### ASSIGNED TASK:
The records below need to be repeated exactly, though not their pictures.
<<<<
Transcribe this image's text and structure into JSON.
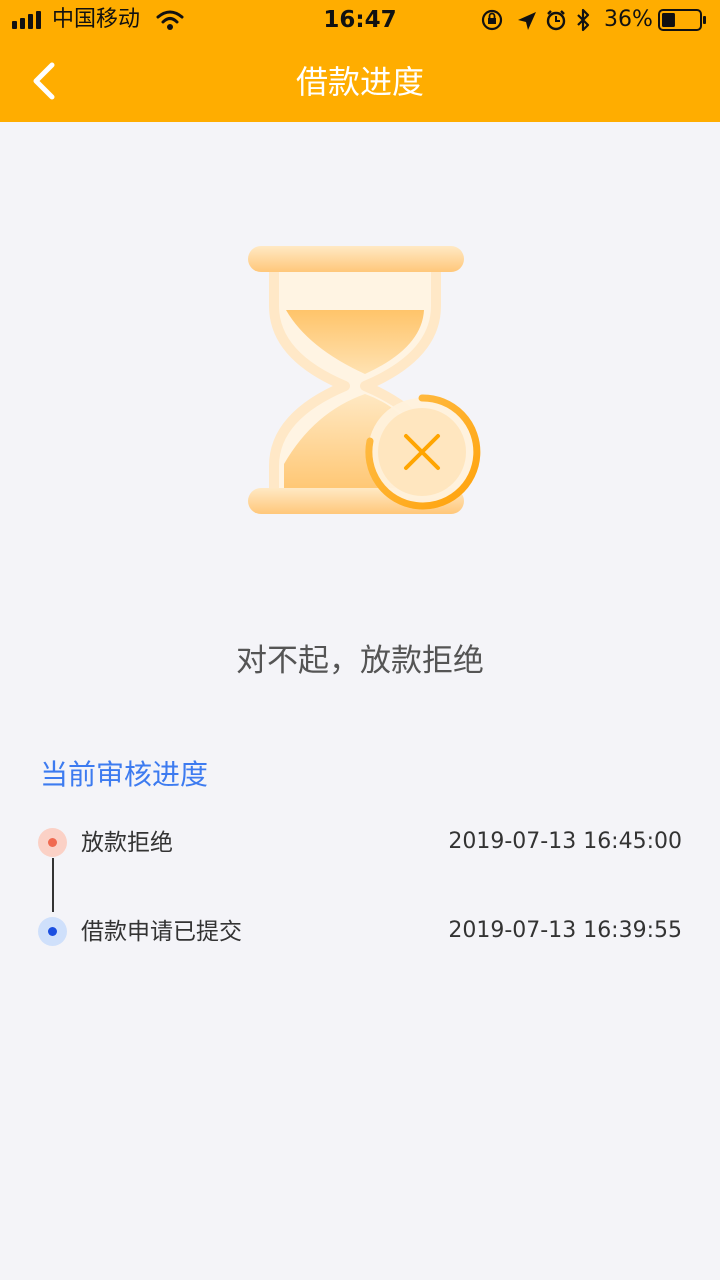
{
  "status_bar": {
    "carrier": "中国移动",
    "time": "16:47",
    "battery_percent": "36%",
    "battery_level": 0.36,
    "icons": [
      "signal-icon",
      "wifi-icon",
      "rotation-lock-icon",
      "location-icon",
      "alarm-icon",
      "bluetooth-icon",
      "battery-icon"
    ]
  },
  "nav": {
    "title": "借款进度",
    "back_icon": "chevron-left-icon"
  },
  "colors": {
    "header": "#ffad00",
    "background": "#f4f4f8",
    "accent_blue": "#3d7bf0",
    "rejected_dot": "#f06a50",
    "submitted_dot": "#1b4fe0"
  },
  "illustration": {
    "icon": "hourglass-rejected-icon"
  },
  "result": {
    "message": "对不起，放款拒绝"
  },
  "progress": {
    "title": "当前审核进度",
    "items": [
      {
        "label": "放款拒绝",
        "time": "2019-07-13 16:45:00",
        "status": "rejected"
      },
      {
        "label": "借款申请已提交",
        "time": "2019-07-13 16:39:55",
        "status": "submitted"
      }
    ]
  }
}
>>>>
### TASK OUTPUT:
Transcribe this image's text and structure into JSON.
{
  "status_bar": {
    "carrier": "中国移动",
    "time": "16:47",
    "battery_percent": "36%",
    "battery_level": 0.36,
    "icons": [
      "signal-icon",
      "wifi-icon",
      "rotation-lock-icon",
      "location-icon",
      "alarm-icon",
      "bluetooth-icon",
      "battery-icon"
    ]
  },
  "nav": {
    "title": "借款进度",
    "back_icon": "chevron-left-icon"
  },
  "colors": {
    "header": "#ffad00",
    "background": "#f4f4f8",
    "accent_blue": "#3d7bf0",
    "rejected_dot": "#f06a50",
    "submitted_dot": "#1b4fe0"
  },
  "illustration": {
    "icon": "hourglass-rejected-icon"
  },
  "result": {
    "message": "对不起，放款拒绝"
  },
  "progress": {
    "title": "当前审核进度",
    "items": [
      {
        "label": "放款拒绝",
        "time": "2019-07-13 16:45:00",
        "status": "rejected"
      },
      {
        "label": "借款申请已提交",
        "time": "2019-07-13 16:39:55",
        "status": "submitted"
      }
    ]
  }
}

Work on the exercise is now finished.